Filling the Void

before wall

After removing a brass towel bar and painting the bathroom, I contemplated what to hang on the wall over the master bathtub.  I knew whatever I displayed should be relaxing and enjoyable for the end of a long day.    Although a flat screen TV was very tempting, I decided to frame some verses that meant a lot to Jeremy and I.  We each picked two.

These verses are special to us because they are not just informative words on a page but they serve as directional markers on a map, pivot points that show us how to find our true North.  The world and even our hearts can be very deceiving, but one thing holds true – no matter your country, social status or salary, the Word of God pierces our hearts the way nothing else can or does.

Along with countless others, these truths represent defining moments in our lives where God illuminated His Truth to us.  We carry them with us, not just on the wall of our bathroom but on the wall of our hearts to know the depth, height and breadth of a loving God who actively leads His children along life’s perilous journey.

When my heart betrays me, I find solace in the truth of His Word that is alive and active, sharper than any double edged sword.  God continually works in the hearts and minds of His children through the truth of His Word.  Not just initially as a book laid on the coffee table of eternity, but God perpetually uses His Word in the DAILY lives of His children to guide them as a shepherd watches his sheep.

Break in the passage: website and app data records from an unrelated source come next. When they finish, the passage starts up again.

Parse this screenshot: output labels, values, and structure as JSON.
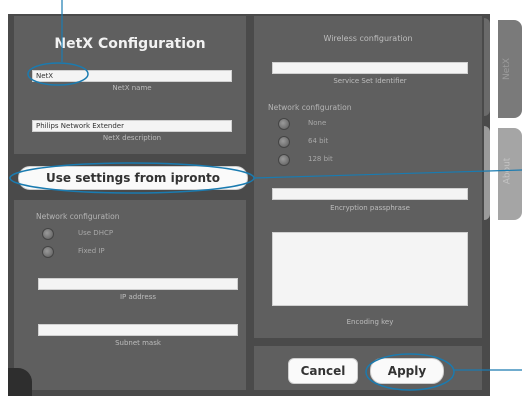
{
  "left": {
    "title": "NetX Configuration",
    "name_value": "NetX",
    "name_caption": "NetX name",
    "description_value": "Philips Network Extender",
    "description_caption": "NetX description",
    "use_settings_label": "Use settings from ipronto",
    "network_label": "Network configuration",
    "radio_dhcp": "Use DHCP",
    "radio_fixed": "Fixed IP",
    "ip_caption": "IP address",
    "subnet_caption": "Subnet mask"
  },
  "right": {
    "wireless_title": "Wireless configuration",
    "ssid_caption": "Service Set Identifier",
    "network_label": "Network configuration",
    "radio_none": "None",
    "radio_64": "64 bit",
    "radio_128": "128 bit",
    "passphrase_caption": "Encryption passphrase",
    "key_caption": "Encoding key"
  },
  "buttons": {
    "cancel": "Cancel",
    "apply": "Apply"
  },
  "tabs": {
    "netx": "NetX",
    "about": "About"
  },
  "colors": {
    "callout": "#1a7bb0",
    "screen_bg": "#4a4a4a"
  }
}
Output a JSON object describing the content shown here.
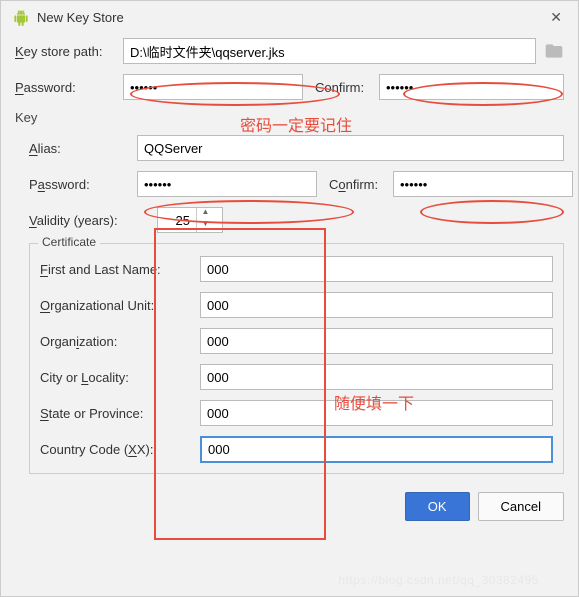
{
  "titlebar": {
    "title": "New Key Store"
  },
  "keystore": {
    "path_label": "Key store path:",
    "path_value": "D:\\临时文件夹\\qqserver.jks",
    "password_label": "Password:",
    "password_value": "••••••",
    "confirm_label": "Confirm:",
    "confirm_value": "••••••"
  },
  "key_section_label": "Key",
  "key": {
    "alias_label": "Alias:",
    "alias_value": "QQServer",
    "password_label": "Password:",
    "password_value": "••••••",
    "confirm_label": "Confirm:",
    "confirm_value": "••••••",
    "validity_label": "Validity (years):",
    "validity_value": "25"
  },
  "certificate": {
    "legend": "Certificate",
    "first_last_label": "First and Last Name:",
    "first_last_value": "000",
    "org_unit_label": "Organizational Unit:",
    "org_unit_value": "000",
    "org_label": "Organization:",
    "org_value": "000",
    "city_label": "City or Locality:",
    "city_value": "000",
    "state_label": "State or Province:",
    "state_value": "000",
    "country_label": "Country Code (XX):",
    "country_value": "000"
  },
  "buttons": {
    "ok": "OK",
    "cancel": "Cancel"
  },
  "annotations": {
    "password_note": "密码一定要记住",
    "cert_note": "随便填一下"
  },
  "watermark": "https://blog.csdn.net/qq_30382495"
}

When I look at these transparent frames, I know these verses are not just words on a page to merely be read.  Their purpose is to be embraced – they are to be trusted, knowing the Author will catch me every time I fall.  One thing I know for sure…”My flesh and my heart may fail, but God is the strength of my heart and my portion forever.” – Psalm 73:26

after wall